This is good advice for people of all ages who don’t seem to make any headway in changing their lives when their lives aren’t working. You can say, this is the best I can do because . . . X. Y, Z. But I have heard of men in prison on trumped up charges who could have given into anger and bitterness and given up but sometimes, remarkably, something shifts in their attitude. It’s not so much that they decide to make the best of a rotten situation, but they take full responsibility for themselves and decide they want their life back. Now, even in an environment that seems to be set up to stifle our spirit, even at this late hour, such an attitudinal shift is possible. It can be done because hope lies in the future. But is the future real? Yes, but only as a possibility.

It’s what we do with who we are that makes a life. Throw away the crutch of excuses. Excuses might explain why we are challenged in very real ways but they don’t have to define us. Jung got me to see how we live life in stages. Through approximately our mid thirties causality rules. After that teleology should guide us – future causes. Let our choices and decisions be influenced by the life we want to live that is drawing us toward it, not by citing reasons that we can’t make that better life for ourselves. Break the chain of causality.

Not easy, but it is liberating.

But now, given the world we live in, it is not just a good idea or something a life coach might recommend.
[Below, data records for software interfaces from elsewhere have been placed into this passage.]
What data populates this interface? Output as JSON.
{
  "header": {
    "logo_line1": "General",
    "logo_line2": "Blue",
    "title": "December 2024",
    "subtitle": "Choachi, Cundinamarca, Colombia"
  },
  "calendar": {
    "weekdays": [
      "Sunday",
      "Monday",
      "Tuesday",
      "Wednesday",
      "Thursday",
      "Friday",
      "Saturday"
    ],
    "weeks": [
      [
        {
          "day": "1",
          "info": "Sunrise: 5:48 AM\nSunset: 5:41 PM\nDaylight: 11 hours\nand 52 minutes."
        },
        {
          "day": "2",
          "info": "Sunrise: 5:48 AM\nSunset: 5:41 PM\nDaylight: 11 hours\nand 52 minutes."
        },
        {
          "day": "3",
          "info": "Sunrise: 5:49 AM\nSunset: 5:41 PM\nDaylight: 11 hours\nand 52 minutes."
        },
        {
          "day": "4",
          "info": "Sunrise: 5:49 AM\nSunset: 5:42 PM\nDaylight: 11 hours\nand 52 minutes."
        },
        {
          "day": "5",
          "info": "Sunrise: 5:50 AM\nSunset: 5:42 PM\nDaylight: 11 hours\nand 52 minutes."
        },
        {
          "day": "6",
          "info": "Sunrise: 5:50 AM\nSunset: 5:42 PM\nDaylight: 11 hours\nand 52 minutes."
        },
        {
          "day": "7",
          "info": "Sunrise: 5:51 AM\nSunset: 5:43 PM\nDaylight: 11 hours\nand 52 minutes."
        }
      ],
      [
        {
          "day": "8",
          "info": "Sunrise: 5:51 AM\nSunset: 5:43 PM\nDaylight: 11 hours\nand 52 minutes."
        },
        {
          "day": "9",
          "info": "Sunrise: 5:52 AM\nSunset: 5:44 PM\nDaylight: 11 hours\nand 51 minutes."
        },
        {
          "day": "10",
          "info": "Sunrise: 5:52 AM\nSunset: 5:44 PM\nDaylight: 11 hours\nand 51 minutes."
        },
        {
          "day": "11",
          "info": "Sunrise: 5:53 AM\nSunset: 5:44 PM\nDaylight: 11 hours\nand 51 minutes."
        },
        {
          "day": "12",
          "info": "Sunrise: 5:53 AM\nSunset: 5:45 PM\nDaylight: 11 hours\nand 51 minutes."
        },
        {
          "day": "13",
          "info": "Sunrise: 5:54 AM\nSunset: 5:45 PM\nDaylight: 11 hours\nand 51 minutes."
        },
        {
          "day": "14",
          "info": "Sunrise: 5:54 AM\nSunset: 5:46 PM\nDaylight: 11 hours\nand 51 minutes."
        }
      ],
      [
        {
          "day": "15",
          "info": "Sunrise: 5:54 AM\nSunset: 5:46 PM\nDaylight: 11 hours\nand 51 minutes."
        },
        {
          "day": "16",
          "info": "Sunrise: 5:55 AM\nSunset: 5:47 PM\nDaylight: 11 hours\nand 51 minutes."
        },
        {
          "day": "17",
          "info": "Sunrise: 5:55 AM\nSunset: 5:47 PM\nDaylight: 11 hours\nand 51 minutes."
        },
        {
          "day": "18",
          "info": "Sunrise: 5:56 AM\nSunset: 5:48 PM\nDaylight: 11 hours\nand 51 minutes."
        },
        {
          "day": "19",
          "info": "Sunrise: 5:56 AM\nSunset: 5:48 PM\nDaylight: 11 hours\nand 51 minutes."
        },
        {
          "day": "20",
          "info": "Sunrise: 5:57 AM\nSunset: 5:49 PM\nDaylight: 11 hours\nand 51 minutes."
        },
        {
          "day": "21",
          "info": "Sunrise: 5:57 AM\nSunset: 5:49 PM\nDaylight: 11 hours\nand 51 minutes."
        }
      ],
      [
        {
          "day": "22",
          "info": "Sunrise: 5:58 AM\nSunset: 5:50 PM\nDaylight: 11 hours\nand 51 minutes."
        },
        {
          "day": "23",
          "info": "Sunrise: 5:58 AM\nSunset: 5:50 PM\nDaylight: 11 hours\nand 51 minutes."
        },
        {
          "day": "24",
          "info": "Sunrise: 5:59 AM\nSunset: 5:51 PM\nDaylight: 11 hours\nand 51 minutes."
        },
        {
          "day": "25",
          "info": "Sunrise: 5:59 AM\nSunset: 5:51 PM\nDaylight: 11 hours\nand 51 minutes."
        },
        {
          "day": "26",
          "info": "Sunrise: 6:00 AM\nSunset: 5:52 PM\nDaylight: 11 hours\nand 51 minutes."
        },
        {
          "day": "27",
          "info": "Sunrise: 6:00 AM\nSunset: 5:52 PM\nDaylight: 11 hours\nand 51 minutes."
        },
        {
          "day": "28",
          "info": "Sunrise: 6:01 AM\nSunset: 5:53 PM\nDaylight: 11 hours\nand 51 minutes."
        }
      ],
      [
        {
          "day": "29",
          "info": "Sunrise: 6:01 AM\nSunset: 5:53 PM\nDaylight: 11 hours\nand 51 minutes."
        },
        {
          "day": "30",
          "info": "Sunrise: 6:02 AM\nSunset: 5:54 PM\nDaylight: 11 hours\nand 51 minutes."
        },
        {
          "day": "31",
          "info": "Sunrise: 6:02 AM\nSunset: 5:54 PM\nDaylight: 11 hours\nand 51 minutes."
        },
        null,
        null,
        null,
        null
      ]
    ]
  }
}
It is necessary because we have basically sentenced ourselves to life in a world that is going to be increasingly uninhabitable. Why is this happening? Because we all fed into the illusion that what is happening now with climate wouldn’t or couldn’t happen. And when it looked like we were going to be proven wrong, our excuse was, the causes are out of our control. Our excuses were myriad and were snow-blinding us. But listen to Nello Musumeci again: “Climate change has hit our nation and demands that we change our ways. There are no more excuses.”

If someone’s house burns down, that is a tragedy or if a neighborhood floods because it was built on a floodplain, tragic. (And those poor folks in Bangladesh who get flooded out every rainy season!) But remember when Gary Snyder introduced us to eco-consciousness by saying the ecology is our house? He said: The water table is our kitchen.

Now the house is burning. What is our excuse now? We can’t help because we’re in prison.

But it’s not a prison of concrete and razor wire and steel bars; the prison is existential. It is our excuse that we are helpless pawns in a causal universe. It’s like we’re sitting in our cell wringing our hands thinking: Something has to play out and it could mean our death and a curse on future generations . . . but it’s out of our hands!

For the sake of discussion, there are two kinds of voids: the chaos that is breaking down into disassociated bits and then nothing (the dreamless void) and the nothing of a chaos that is always on the verge of building into something unprecedented (the vacuum plenum). The world as we know it, the ecology, the house we live in, our existential prison, is a void trying to decide whether it wants to collapse in on itself or become real and true.

Sound far-fetched? Damien Broderick (internationally respected author, critic and theorist) writes that some physicists find it useful to postulate the existence of a probability field to account for how probability space can “bend in the presence of some psi (paranormal) elements of consciousness.” He asks: “Can coupling between intentions and matter and energy cause a warping of . . . the probability field?”

Suffice it to say that the middle world (our existential prison) is always in a state of flux. It is half-baked, floating on a vast relativity of values and dreams and barely functional systems, secretive bellicose governments, the ruins of ethnicities, great train wrecks of religions, the stirrings of new and renewed visions and environmental breakdown. It is a soup of disparate energies, moral restlessness, continuous war and cultural mayhem. Joan Halifax notes: “As we have seen, shamans are trained in the art of equilibrium, in moving with poise and surety on the threshold of the opposites, in creating cosmos out of chaos. The middle world then, is still a dream that can be shaped by the dreamer.”

We are living in a dream of causality. Our causality-dream is disintegrating at a rate that is impossible to ignore (finally!). Why? because no one in charge has a vision! A vision is a glimpse of something new. Visions could be common occurrences and should be during times when the status quo is failing everywhere and out of hope. But there is an intermediary step before visions become commonplace. We have to listen to those who see through the chaos of the end-game into the vacuum plenum and it helps when people in leadership see something that is real and true, like the Italian minister for civil protection, Nello Musumeci. He is saying that we have to stop seeing ourselves as the innocent victims of climate change, but we are all responsible for it (even the freaked out tourists trying to get back home) and once that really dawns on us, we can start approaching all of our global problems like that – No more excuses. . . for example, for getting into wars. Then we can start having visions of what to do next.

We can begin to shape this bad dream because it is our dream that is destroying our house.